┌─ DATASET RECORDS

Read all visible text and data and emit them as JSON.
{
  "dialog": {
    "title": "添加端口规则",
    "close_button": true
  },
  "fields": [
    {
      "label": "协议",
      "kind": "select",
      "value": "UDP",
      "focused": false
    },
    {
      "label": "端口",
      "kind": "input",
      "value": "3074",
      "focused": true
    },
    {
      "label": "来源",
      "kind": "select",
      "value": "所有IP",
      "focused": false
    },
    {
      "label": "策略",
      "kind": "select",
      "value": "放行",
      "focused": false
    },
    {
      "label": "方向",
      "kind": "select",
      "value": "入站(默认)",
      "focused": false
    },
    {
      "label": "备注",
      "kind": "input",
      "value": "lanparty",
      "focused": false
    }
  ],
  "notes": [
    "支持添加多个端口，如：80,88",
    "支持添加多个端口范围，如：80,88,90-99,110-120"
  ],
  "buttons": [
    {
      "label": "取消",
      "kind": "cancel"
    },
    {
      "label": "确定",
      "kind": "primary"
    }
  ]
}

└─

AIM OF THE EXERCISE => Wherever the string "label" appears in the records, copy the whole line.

RESULT FOR THIS EXERCISE =>
      "label": "协议",
      "label": "端口",
      "label": "来源",
      "label": "策略",
      "label": "方向",
      "label": "备注",
      "label": "取消",
      "label": "确定",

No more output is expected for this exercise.